Marfan syndrome is an inherited disorder. It affects the connective tissue, or that is the tissue fibers that connect, support, binds or separates organs and other structures in the body. This syndrome usually affects the eyes, heart, blood vessels and skeleton. People that have the Marfan syndrome have disproportionate body. They are tall and thin and their arms, fingers, legs and toes are longer than they should normally be in proportion to the rest of the body. The damage that the Marfan syndrome causes can be mild or severe. The condition can be serious if the heart or blood vessels are affected. However, there are usually medications that can control the condition up to a certain point. A surgery may be needed depending on which part of the body is being affected and the severity of the symptoms.
The symptoms of Marfan syndrome can be different. They can even vary among members of one family. Someone will feel mild effects, yet others can develop dangerous complications.
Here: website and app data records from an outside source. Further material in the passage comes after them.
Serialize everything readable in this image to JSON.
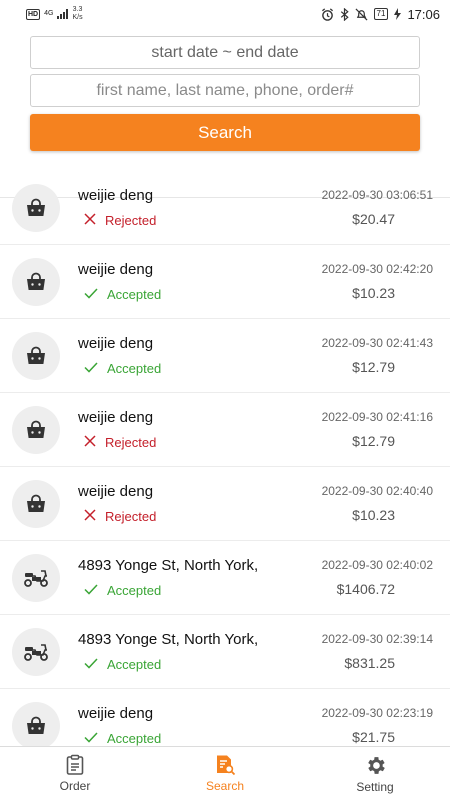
{
  "status_bar": {
    "hd": "HD",
    "network": "4G",
    "speed_value": "3.3",
    "speed_unit": "K/s",
    "battery": "71",
    "time": "17:06"
  },
  "search": {
    "date_placeholder": "start date ~ end date",
    "query_placeholder": "first name, last name, phone, order#",
    "button_label": "Search",
    "accent_color": "#f5821f"
  },
  "orders": [
    {
      "icon": "basket-icon",
      "name": "weijie deng",
      "status": "Rejected",
      "state": "rejected",
      "time": "2022-09-30 03:06:51",
      "amount": "$20.47"
    },
    {
      "icon": "basket-icon",
      "name": "weijie deng",
      "status": "Accepted",
      "state": "accepted",
      "time": "2022-09-30 02:42:20",
      "amount": "$10.23"
    },
    {
      "icon": "basket-icon",
      "name": "weijie deng",
      "status": "Accepted",
      "state": "accepted",
      "time": "2022-09-30 02:41:43",
      "amount": "$12.79"
    },
    {
      "icon": "basket-icon",
      "name": "weijie deng",
      "status": "Rejected",
      "state": "rejected",
      "time": "2022-09-30 02:41:16",
      "amount": "$12.79"
    },
    {
      "icon": "basket-icon",
      "name": "weijie deng",
      "status": "Rejected",
      "state": "rejected",
      "time": "2022-09-30 02:40:40",
      "amount": "$10.23"
    },
    {
      "icon": "scooter-icon",
      "name": "4893 Yonge St, North York,",
      "status": "Accepted",
      "state": "accepted",
      "time": "2022-09-30 02:40:02",
      "amount": "$1406.72"
    },
    {
      "icon": "scooter-icon",
      "name": "4893 Yonge St, North York,",
      "status": "Accepted",
      "state": "accepted",
      "time": "2022-09-30 02:39:14",
      "amount": "$831.25"
    },
    {
      "icon": "basket-icon",
      "name": "weijie deng",
      "status": "Accepted",
      "state": "accepted",
      "time": "2022-09-30 02:23:19",
      "amount": "$21.75"
    }
  ],
  "tabs": [
    {
      "label": "Order",
      "icon": "clipboard-icon",
      "active": false
    },
    {
      "label": "Search",
      "icon": "document-search-icon",
      "active": true
    },
    {
      "label": "Setting",
      "icon": "gear-icon",
      "active": false
    }
  ]
}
Generally, the condition has a tendency to get worse with age.
The symptoms can be:
- Slender build
- Tall and thin body
- Disproportional arms, legs, fingers and toes
- Flat feet
- High arched palate and crowded teeth
- Extreme nearsightedness
- Abnormally curved spine
Marfan syndrome occurs when there is a defect in the gene that enables the body to produce the protein which gives the elasticity and strength to the connective tissue.
The Marfan syndrome is generally inherited. Usually, most of the people inherit the abnormal gene from a parent that has the disorder. Children have 50-50% chances to inherit the defective gene from the parents. In 25% of the cases the Marfan syndrome isn’t inherited, but a spontaneous mutation to the gene occurs.
Everyone can be affected by the Marfan syndrome, no matter gender, race or ethnicity. As it is a genetic disorder, the risk is higher if there is a history of the condition in the family, i.e. if the child has a parent with the disorder.
The Marfan syndrome can affect many body parts such as: the eyes, the heart, the blood vessels and the skeleton. That means that it can cause a variety of complications.
Cardiovascular complications that can occur are:
- Aortic aneurysm
- Aortic dissection
- Valve malformations
Eye complications can be:
- Lens dislocation
- Retinal problems
- Early-onset glaucoma or cataracts
- Abnormally curved spine
- Sunken breast bone
- Foot pain
- Low back pain
Complications that can occur during pregnancy- A woman’s heart is pumping more blood during pregnancy. What happens if the woman has the Marfan syndrome is that the syndrome affects the main artery that leaves the heart-the aorta. The walls of the aorta can become weaker and thus extra stress adds up to the aorta what increases the risk of fatal dissection or rupture.
Because there is no cure for Marfan syndrome, the treatment focus will be on prevention of the possible complications. In the past the life span of people with Marfan syndrome was very short, up to 40 years. Nowadays, due to modern treatments and regular monitoring people can expect a more normal life span.
There are several types of treatments that can be considered. The doctors may: prescribe medications, such as drugs that lower the blood pressure; recommend wearing glasses, contact lenses or having a surgery to repair dislocated lens in the eyes; recommend surgical and other procedures depending on the signs symptoms that appear (some examples are: aorta repair, scoliosis treatment, breast bone correction and others).
It is advisable certain recreational activities and competitive sports to be avoided especially if the person is at higher risk of aortic dissection or rupture. Safer sports or activities are those that are not very intensive such as: brisk walking, double tennis, golf or bowling.